Thumbnail Image

Effects of Instrument-assisted Soft Tissue Mobilization on Isokinetic Knee Extensor Strength and Fatigue

Romero, Daniel
Strength is one characteristic that most athletes focus on improving as it is a critical element for success. It is believed that some micro-tearing of the muscle tissue occurs daily in routine activities and during regular exercise. Any restriction or imbalance within the musculoskeletal structure can affect optimal range of motion which then can affect the quality of force production, force application, and movement efficacy. Nontraditional treatments are beginning to be investigated to examine their effects on strength and a few techniques are slowly gaining popularity are the Graston Technique (GT) and Whole Body Vibration (WBV). Clinicians might apply the GT before practice or competition to break down adhesions to allow the muscle to function freely or use WBV to stimulate the neuromuscular system. However, the use of the GT or WBV may possibly leave the athlete susceptible to injury if strength is diminished in the process. PURPOSE: The purpose of this study is to address the potential acute effects of the GT and WBV on peak isokinetic torque and fatigue of the quadriceps during maximal voluntary contraction. The secondary purpose is to compare the individual effects between the GT and WBV on strength and fatigue following an acute exercise protocol. METHODS: Subjects were randomly selected into three groups: the GT, WBV and control. Each subject completed their group protocol a week after the pre-test. Peak isokinetic torque, total work and work fatigue values were collected pre-test and post-test using the Thorstennson protocol on the Biodex dynamometer 4.0. Following data collection, independent sample t-tests and a one-way ANOVA were performed on SPSS Statistics to analyze the data. RESULTS: Peak isokinetic torque and work fatigue decreased following each intervention. There was no significant difference between pre-test and post-test or between groups. Total work only increased in the GT but not significantly when compared to the WBV and control group.

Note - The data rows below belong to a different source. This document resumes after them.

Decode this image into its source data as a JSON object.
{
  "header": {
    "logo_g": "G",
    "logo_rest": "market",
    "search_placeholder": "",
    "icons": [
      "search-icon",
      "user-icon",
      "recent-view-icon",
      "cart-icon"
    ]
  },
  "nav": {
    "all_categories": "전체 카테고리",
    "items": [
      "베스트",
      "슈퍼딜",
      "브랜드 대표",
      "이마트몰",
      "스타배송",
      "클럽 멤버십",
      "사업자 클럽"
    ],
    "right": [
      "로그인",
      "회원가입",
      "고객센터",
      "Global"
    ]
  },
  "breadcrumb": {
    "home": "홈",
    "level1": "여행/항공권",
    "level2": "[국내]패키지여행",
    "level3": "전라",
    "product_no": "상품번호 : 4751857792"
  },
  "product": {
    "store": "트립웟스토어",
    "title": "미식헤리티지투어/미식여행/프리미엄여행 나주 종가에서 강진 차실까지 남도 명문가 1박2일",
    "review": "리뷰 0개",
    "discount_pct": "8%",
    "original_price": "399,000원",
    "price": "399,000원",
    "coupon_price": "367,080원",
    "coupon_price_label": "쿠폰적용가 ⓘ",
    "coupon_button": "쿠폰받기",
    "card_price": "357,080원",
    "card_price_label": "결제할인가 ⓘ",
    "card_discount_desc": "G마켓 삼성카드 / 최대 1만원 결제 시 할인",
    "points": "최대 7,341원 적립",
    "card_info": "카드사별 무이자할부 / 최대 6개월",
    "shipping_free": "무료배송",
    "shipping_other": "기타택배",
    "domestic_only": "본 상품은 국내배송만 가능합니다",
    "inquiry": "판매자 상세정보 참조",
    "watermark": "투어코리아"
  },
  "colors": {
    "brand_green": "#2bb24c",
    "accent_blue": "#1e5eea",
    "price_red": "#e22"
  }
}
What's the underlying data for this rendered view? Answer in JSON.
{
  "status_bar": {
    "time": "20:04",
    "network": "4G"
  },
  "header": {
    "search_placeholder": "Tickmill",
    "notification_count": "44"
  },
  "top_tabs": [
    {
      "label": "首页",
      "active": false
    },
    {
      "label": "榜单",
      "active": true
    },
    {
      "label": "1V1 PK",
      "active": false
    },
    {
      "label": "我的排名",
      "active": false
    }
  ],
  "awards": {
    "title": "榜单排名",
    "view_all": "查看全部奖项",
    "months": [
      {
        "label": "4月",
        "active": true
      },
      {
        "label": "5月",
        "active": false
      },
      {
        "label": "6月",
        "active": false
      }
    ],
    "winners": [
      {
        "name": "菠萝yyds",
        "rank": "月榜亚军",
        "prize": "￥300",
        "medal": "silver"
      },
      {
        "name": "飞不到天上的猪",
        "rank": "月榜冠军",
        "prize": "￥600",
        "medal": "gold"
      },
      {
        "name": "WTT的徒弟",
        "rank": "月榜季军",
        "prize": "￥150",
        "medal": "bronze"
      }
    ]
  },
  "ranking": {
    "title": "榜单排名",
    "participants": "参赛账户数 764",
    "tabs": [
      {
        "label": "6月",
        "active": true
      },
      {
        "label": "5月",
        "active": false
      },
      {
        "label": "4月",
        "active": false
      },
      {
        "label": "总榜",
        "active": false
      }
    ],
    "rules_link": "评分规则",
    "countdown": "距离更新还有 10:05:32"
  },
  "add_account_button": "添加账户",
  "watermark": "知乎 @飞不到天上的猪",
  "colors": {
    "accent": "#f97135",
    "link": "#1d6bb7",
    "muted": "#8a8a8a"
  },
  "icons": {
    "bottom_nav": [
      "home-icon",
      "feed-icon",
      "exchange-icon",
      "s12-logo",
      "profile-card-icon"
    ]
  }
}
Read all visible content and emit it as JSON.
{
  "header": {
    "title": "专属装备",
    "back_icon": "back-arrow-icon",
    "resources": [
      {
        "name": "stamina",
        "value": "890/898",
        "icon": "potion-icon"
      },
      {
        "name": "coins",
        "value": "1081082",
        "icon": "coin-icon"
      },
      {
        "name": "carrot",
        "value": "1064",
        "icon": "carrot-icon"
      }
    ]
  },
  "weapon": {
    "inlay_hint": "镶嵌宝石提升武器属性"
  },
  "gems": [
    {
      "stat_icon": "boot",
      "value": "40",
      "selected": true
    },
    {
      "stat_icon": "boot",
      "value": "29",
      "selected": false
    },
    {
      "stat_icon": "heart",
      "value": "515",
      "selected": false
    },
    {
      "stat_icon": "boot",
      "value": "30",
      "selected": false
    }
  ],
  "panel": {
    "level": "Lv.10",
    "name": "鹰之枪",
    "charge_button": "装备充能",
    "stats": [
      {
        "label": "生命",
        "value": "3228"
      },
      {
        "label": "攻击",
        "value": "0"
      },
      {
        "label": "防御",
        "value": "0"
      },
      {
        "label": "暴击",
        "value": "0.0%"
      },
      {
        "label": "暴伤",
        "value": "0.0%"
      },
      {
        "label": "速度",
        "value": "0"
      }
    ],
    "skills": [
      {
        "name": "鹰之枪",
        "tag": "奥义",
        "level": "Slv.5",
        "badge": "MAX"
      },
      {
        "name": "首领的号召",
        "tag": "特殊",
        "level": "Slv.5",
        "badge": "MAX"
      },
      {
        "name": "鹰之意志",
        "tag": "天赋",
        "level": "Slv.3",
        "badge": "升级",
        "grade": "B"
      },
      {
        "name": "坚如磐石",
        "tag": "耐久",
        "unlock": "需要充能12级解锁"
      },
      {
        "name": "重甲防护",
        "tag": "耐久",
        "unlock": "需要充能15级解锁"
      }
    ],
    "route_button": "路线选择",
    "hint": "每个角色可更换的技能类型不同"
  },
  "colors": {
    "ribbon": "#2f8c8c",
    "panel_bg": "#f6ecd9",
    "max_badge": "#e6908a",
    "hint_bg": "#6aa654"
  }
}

CONCLUSION: Based on the results, it is safe to assume that the GT and WBV is not better or worse than resting for 5 minutes before practice or competition when it comes to strength and fatigue.